There's really no way you could have anticipated that.
Here's an email exchange that shines a brighter light on it. Here I am, asking the organizer about the trek:
Thanks for the invitation, John.
I like the idea, but I need to think about it pretty seriously. I'm 74 and will be looking at 75 just after the trip. I don't want to be a hindrance. I'm pretty sure I can handle the walking and altitude. But if there's much climbing, well, my balance has gone all to hell. If there is something like a rock slide we have to climb over, I could do it. But if there is a lot of stuff like that, ---- or if it's mostly like that --- then it would be a problem for me.
And here's his reply:
From what I know, this is all on well-graded trails.
Dunno how much walking you've done in this part of the world, but the trails are essentially the interstate highway system -- they're how all goods, from harvested apples to billiard tables, move in this region, either on the backs of humans, yaks or horses. So the trails tend to be smooth and gently angled. That's not to say there couldn't be a landslide blocking the trail, but in 10 previous Himalayan treks I've never encountered one.
And here's what happened:

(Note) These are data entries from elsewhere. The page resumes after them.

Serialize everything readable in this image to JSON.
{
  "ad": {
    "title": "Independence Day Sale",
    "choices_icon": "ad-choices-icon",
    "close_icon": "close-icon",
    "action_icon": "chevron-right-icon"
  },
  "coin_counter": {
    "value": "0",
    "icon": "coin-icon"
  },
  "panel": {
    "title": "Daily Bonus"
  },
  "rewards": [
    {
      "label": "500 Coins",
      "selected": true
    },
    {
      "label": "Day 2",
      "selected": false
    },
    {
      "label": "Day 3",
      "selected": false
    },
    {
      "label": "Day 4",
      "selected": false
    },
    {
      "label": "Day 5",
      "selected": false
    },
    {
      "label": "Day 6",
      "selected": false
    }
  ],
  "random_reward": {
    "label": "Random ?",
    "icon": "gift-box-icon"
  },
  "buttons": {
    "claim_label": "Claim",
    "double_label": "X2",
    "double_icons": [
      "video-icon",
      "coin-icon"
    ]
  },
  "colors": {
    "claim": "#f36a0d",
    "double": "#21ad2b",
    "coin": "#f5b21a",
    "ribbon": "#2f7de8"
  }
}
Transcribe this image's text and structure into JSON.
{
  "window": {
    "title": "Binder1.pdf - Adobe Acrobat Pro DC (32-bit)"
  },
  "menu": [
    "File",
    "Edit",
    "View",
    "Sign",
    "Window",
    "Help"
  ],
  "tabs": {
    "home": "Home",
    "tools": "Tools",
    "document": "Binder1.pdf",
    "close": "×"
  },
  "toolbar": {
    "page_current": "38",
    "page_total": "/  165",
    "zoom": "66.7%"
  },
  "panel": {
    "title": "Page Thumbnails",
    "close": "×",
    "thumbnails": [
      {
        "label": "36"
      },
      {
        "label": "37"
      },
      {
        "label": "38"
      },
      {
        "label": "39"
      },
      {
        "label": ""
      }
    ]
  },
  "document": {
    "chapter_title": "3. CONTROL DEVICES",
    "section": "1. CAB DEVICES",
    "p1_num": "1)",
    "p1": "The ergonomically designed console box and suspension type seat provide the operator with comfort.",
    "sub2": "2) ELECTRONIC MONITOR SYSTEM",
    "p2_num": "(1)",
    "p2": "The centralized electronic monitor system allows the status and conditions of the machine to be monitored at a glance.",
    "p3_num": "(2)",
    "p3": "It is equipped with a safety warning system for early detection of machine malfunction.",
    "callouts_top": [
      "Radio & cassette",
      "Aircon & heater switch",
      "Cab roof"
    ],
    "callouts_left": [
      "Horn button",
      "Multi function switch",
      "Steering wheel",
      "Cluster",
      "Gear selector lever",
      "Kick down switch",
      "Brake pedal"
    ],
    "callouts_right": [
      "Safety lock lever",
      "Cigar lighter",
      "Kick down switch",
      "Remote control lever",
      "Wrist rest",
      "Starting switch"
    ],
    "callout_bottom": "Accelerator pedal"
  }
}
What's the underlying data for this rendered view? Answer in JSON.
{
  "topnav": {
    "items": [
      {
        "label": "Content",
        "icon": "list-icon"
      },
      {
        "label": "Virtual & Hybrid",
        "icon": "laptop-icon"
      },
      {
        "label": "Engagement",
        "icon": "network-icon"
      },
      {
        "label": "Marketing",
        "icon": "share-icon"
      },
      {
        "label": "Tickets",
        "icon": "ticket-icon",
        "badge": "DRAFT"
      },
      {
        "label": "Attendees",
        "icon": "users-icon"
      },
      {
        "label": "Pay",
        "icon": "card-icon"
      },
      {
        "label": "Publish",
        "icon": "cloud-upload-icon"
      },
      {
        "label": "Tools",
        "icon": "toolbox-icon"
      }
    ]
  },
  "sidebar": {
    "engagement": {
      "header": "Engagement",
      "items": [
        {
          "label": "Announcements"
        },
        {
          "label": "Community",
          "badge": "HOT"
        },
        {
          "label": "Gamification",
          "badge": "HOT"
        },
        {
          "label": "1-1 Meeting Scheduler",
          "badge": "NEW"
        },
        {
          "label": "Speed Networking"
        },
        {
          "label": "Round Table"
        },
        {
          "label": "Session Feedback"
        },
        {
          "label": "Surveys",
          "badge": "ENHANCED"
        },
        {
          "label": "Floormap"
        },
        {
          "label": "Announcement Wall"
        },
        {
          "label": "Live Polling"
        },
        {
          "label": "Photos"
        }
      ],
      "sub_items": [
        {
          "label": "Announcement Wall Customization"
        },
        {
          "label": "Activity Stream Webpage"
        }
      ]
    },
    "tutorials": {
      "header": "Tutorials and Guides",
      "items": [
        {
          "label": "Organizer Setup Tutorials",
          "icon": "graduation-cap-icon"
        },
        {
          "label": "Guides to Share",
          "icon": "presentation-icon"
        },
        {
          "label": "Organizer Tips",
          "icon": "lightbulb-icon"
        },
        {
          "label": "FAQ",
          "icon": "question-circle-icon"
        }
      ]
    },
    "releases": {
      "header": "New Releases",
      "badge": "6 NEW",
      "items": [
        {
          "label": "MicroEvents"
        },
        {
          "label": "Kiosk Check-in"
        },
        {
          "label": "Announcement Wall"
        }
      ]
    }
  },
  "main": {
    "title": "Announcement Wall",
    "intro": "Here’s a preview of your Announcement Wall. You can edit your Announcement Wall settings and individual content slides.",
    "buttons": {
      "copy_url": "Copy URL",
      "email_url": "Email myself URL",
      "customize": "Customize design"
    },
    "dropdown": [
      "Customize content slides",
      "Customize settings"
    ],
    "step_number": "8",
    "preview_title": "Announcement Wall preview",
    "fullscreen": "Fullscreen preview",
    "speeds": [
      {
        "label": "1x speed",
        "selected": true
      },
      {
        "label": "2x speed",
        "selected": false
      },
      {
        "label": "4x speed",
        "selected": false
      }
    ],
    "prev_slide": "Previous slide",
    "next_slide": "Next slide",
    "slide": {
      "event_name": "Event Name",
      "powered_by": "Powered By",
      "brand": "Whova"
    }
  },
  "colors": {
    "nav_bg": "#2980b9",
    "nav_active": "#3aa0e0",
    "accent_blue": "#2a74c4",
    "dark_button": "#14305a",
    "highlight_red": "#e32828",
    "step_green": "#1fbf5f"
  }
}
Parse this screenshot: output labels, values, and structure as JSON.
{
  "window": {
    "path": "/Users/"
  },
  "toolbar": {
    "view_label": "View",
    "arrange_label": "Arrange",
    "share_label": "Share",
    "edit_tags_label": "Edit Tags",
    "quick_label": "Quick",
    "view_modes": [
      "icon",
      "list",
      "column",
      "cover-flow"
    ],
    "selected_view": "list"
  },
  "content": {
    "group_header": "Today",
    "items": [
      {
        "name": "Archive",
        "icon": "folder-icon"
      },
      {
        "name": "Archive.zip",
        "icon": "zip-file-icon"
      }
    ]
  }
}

Our guide, Jamling Norgay (the son of Tensing Norgay), had his own trails avoiding the new Jeep road to Lo Mothang. The jeep road is well graded, but to avoid it, you are on other trails which are, as I say, exceedingly steep. Given my info before the trip, yeah, there was no way I could have predicted this.